At Harmene the army halted five days; and now that they seemed to be so close to Hellas, the question how they were to reach home not empty-handed presented itself more forcibly to their minds than heretofore. The conclusion they came to was to appoint a single general, since one man would be better able to handle the troops, by night or by day, than was possible while the generalship was divided. If secrecy were desirable, it would be easier to keep matters dark, or if again expedition were an object, there would be less risk of arriving a day too late, since mutual explanations would be avoided, and whatever approved itself to the single judgement would at once be carried into effect, whereas previously the generals had done everything in obedience to the opinion of the majority.
With these ideas working in their minds, they turned to Xenophon, and the officers came to him and told him that this was how the soldiers viewed matters; and each of them, displaying a warmth of kindly feeling, pressed him to accept the office. Xenophon partly would have liked to do so, in the belief that by so doing he would win to himself a higher repute in the esteem of his friends, and that his name would be reported to the city written large; and by some stroke of fortune he might even be the discoverer of some blessing to the army collectively.

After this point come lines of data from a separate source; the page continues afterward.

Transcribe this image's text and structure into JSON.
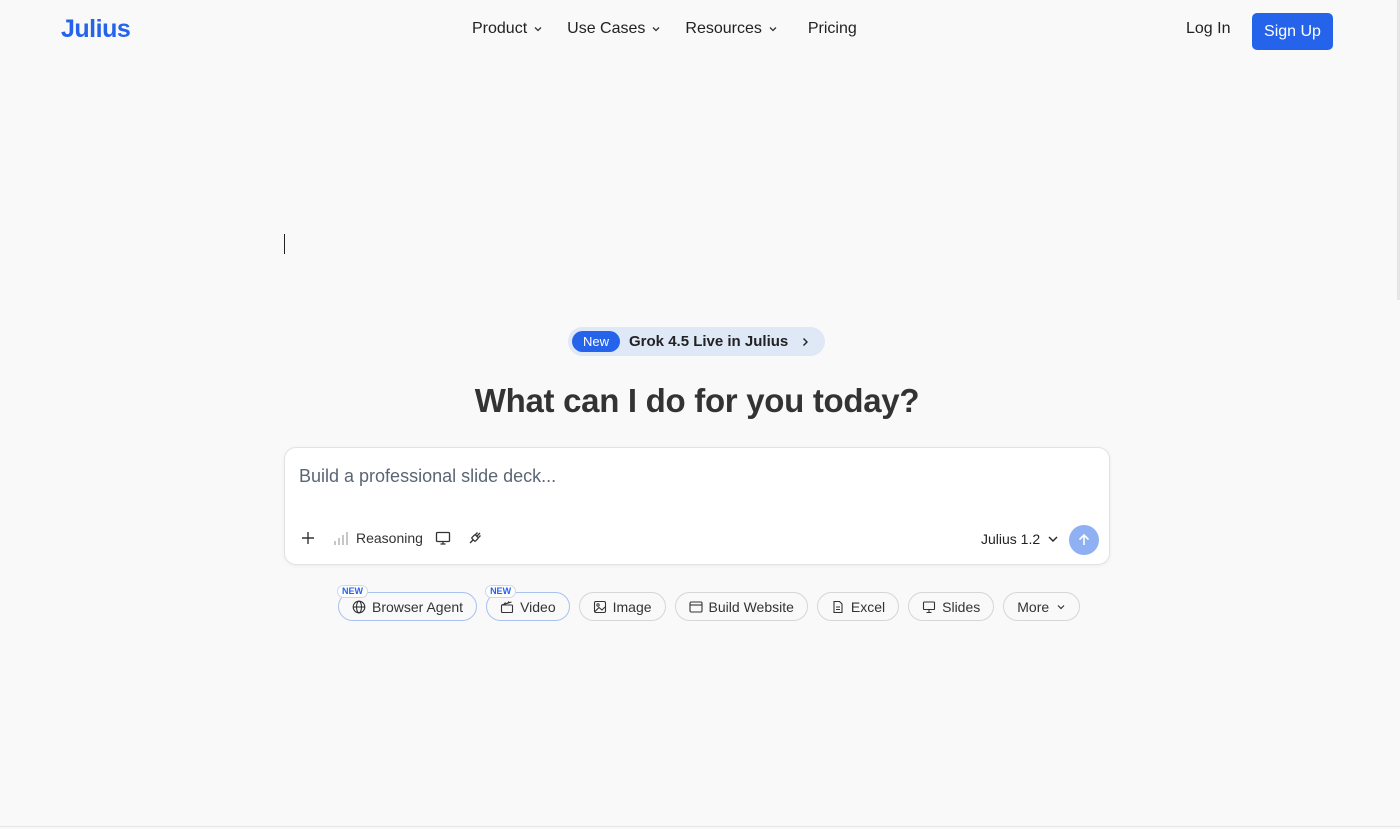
{
  "brand": {
    "logo_text": "Julius",
    "accent": "#2563eb"
  },
  "nav": {
    "items": [
      {
        "label": "Product",
        "has_dropdown": true
      },
      {
        "label": "Use Cases",
        "has_dropdown": true
      },
      {
        "label": "Resources",
        "has_dropdown": true
      },
      {
        "label": "Pricing",
        "has_dropdown": false
      }
    ],
    "login_label": "Log In",
    "signup_label": "Sign Up"
  },
  "announcement": {
    "badge": "New",
    "text": "Grok 4.5 Live in Julius",
    "icon": "chevron-right-icon"
  },
  "hero": {
    "headline": "What can I do for you today?"
  },
  "prompt": {
    "placeholder": "Build a professional slide deck...",
    "value": "",
    "tools": [
      {
        "name": "plus-icon"
      },
      {
        "name": "signal-bars-icon",
        "label": "Reasoning"
      },
      {
        "name": "monitor-icon"
      },
      {
        "name": "plug-icon"
      }
    ],
    "model_label": "Julius 1.2",
    "send_icon": "arrow-up-icon",
    "send_color": "#8fb0f3"
  },
  "chips": [
    {
      "label": "Browser Agent",
      "icon": "globe-icon",
      "new_tag": "NEW"
    },
    {
      "label": "Video",
      "icon": "clapperboard-icon",
      "new_tag": "NEW"
    },
    {
      "label": "Image",
      "icon": "image-icon"
    },
    {
      "label": "Build Website",
      "icon": "browser-window-icon"
    },
    {
      "label": "Excel",
      "icon": "document-icon"
    },
    {
      "label": "Slides",
      "icon": "presentation-icon"
    },
    {
      "label": "More",
      "icon": "chevron-down-icon"
    }
  ]
}
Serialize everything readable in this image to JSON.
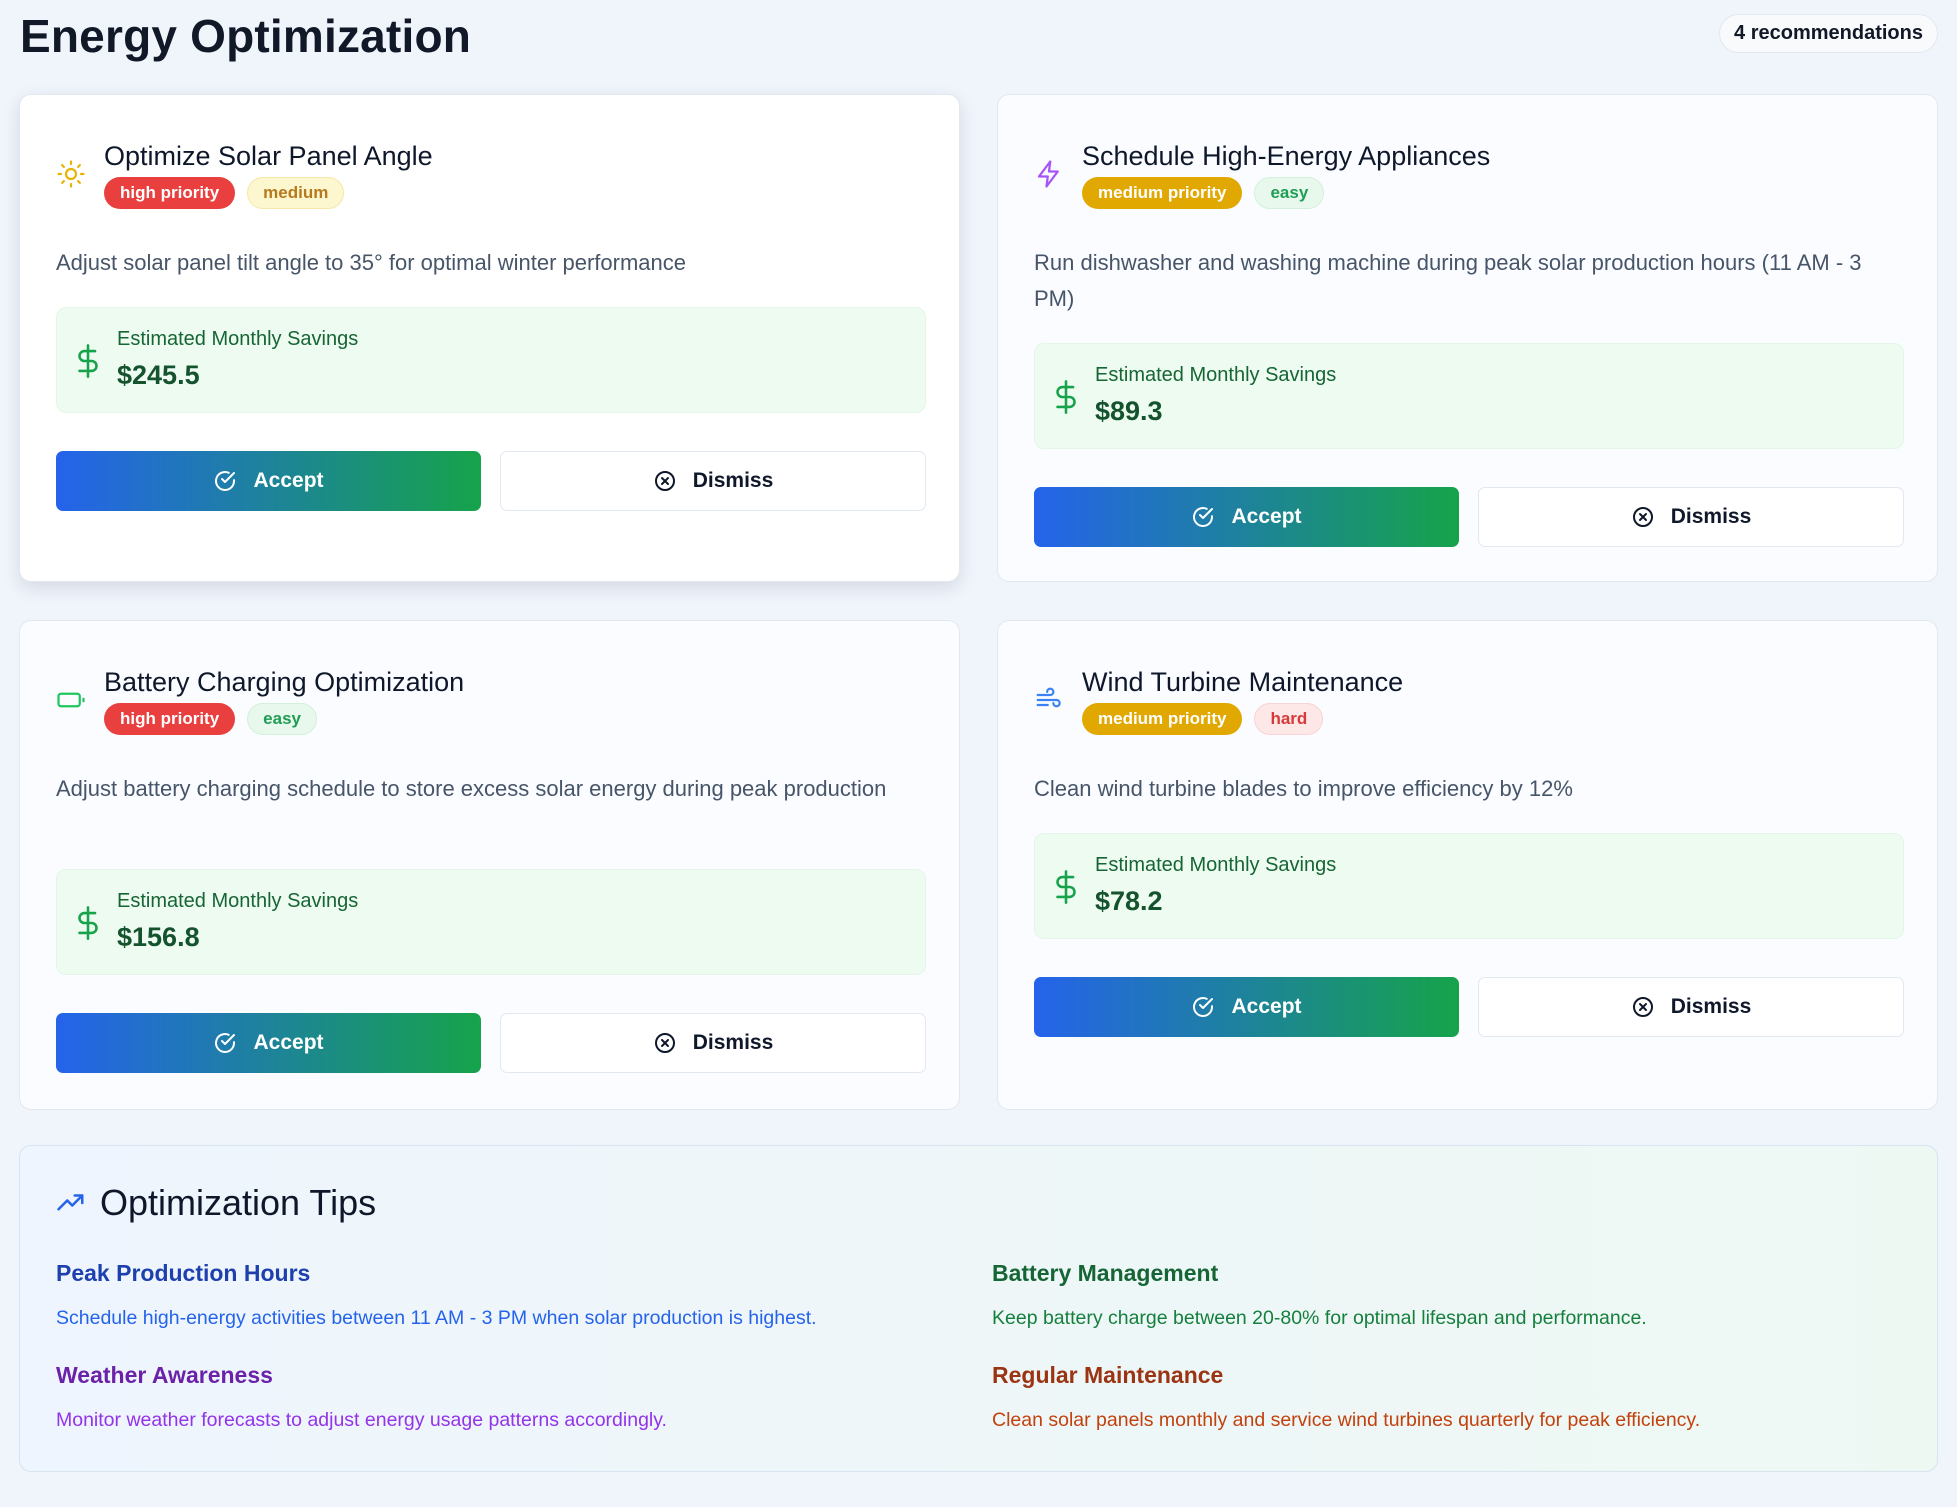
{
  "header": {
    "title": "Energy Optimization",
    "count_badge": "4 recommendations"
  },
  "colors": {
    "high_priority": "#e93f3f",
    "medium_priority": "#e0a800",
    "accept_gradient_start": "#2563eb",
    "accept_gradient_end": "#16a34a",
    "savings_background": "#eefbf1"
  },
  "savings_label": "Estimated Monthly Savings",
  "accept_label": "Accept",
  "dismiss_label": "Dismiss",
  "recommendations": [
    {
      "icon": "sun-icon",
      "title": "Optimize Solar Panel Angle",
      "priority": "high priority",
      "difficulty": "medium",
      "description": "Adjust solar panel tilt angle to 35° for optimal winter performance",
      "savings": "$245.5"
    },
    {
      "icon": "lightning-icon",
      "title": "Schedule High-Energy Appliances",
      "priority": "medium priority",
      "difficulty": "easy",
      "description": "Run dishwasher and washing machine during peak solar production hours (11 AM - 3 PM)",
      "savings": "$89.3"
    },
    {
      "icon": "battery-icon",
      "title": "Battery Charging Optimization",
      "priority": "high priority",
      "difficulty": "easy",
      "description": "Adjust battery charging schedule to store excess solar energy during peak production",
      "savings": "$156.8"
    },
    {
      "icon": "wind-icon",
      "title": "Wind Turbine Maintenance",
      "priority": "medium priority",
      "difficulty": "hard",
      "description": "Clean wind turbine blades to improve efficiency by 12%",
      "savings": "$78.2"
    }
  ],
  "tips": {
    "icon": "trending-up-icon",
    "title": "Optimization Tips",
    "items": [
      {
        "title": "Peak Production Hours",
        "text": "Schedule high-energy activities between 11 AM - 3 PM when solar production is highest."
      },
      {
        "title": "Battery Management",
        "text": "Keep battery charge between 20-80% for optimal lifespan and performance."
      },
      {
        "title": "Weather Awareness",
        "text": "Monitor weather forecasts to adjust energy usage patterns accordingly."
      },
      {
        "title": "Regular Maintenance",
        "text": "Clean solar panels monthly and service wind turbines quarterly for peak efficiency."
      }
    ]
  }
}
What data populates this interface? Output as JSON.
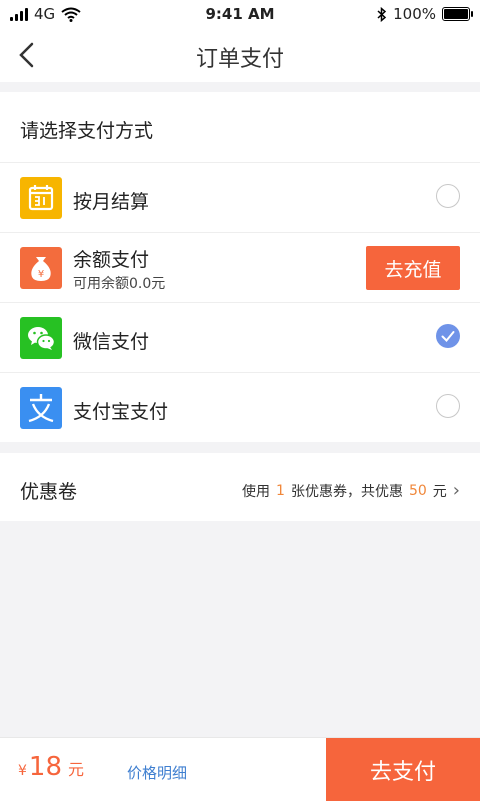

These and the like considerations elated him; he had a strong desire to hold the supreme command. But then again, as he turned the matter over, the conviction deepened in his mind that the issue of the future is to every man uncertain; and hence there was the risk of perhaps losing such reputation has he had already acquired. He was in sore straights, and, not knowing how to decide, it seemed best to him to lay the matter before heaven. Accordingly, he led two victims to the altar and made sacrifice to Zeus the King, for it was he and no other who had been named by the oracle at Delphi, and his belief was that the vision which he had beheld when he first essayed to undertake the joint administration of the army was sent to him by that god. He also recalled to mind a circumstance which befell him still earlier, when setting out from Ephesus to associate himself with Cyrus (6);—how an eagle screamed on his right hand from the east, and still remained perched, and the soothsayer who was escorting him said that it was a great and royal omen (7); indicating glory and yet suffering; for the punier race of birds only attack the eagle when seated. "Yet," added he, "it bodes not gain in money; for the eagle seizes his food, not when seated, but on the wing."